Scan the entries for "Πηγη". Every line that holds it is to be copied.
· · · ·
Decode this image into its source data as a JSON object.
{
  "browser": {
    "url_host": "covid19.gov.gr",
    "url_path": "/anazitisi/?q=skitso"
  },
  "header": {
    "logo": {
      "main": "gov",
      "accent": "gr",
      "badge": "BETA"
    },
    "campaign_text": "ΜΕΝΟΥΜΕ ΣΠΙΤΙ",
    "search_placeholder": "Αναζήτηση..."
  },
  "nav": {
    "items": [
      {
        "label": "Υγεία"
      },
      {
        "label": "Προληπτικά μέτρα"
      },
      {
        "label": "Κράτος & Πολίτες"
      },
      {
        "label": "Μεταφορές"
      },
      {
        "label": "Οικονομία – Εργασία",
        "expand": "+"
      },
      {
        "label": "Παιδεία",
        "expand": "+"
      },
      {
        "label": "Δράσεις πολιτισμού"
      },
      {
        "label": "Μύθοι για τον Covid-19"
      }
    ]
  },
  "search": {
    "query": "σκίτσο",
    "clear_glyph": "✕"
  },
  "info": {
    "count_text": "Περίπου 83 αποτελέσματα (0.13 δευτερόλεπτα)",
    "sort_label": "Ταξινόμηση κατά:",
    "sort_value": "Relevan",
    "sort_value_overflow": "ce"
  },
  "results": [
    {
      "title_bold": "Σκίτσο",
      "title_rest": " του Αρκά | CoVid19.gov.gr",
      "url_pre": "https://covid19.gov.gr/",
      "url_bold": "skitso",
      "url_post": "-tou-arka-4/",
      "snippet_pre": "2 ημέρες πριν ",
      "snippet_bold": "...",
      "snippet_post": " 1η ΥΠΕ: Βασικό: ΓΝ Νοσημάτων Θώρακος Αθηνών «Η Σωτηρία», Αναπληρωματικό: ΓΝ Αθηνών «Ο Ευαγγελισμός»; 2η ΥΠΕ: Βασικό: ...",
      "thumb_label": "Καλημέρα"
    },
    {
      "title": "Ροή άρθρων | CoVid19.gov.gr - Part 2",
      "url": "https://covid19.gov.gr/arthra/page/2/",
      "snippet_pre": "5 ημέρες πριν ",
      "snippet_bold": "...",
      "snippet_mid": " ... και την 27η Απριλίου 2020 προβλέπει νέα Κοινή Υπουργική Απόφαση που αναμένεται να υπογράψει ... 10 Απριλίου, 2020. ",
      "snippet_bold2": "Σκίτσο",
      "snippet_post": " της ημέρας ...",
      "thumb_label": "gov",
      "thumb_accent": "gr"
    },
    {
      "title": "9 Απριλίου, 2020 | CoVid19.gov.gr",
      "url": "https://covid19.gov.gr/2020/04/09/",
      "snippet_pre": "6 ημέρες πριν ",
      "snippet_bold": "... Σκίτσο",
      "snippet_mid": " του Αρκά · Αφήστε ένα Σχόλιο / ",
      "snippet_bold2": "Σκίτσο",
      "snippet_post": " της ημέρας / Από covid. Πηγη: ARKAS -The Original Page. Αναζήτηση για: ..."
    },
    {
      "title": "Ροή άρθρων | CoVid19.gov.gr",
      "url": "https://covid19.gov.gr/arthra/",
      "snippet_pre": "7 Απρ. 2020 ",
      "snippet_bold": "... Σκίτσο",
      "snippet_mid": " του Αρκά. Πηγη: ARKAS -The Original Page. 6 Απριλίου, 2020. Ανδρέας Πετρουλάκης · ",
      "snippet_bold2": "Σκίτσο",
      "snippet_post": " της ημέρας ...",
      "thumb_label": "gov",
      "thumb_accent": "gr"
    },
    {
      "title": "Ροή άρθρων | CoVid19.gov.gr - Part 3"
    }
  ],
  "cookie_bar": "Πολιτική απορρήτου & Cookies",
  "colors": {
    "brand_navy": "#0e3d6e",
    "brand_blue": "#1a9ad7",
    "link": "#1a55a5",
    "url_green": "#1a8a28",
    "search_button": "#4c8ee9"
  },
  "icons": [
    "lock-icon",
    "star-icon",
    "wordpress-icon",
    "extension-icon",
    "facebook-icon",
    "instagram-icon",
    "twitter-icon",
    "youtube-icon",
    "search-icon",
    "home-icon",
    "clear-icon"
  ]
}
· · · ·
# TASK ANSWER:
      "snippet_post": " της ημέρας / Από covid. Πηγη: ARKAS -The Original Page. Αναζήτηση για: ..."
      "snippet_mid": " του Αρκά. Πηγη: ARKAS -The Original Page. 6 Απριλίου, 2020. Ανδρέας Πετρουλάκης · ",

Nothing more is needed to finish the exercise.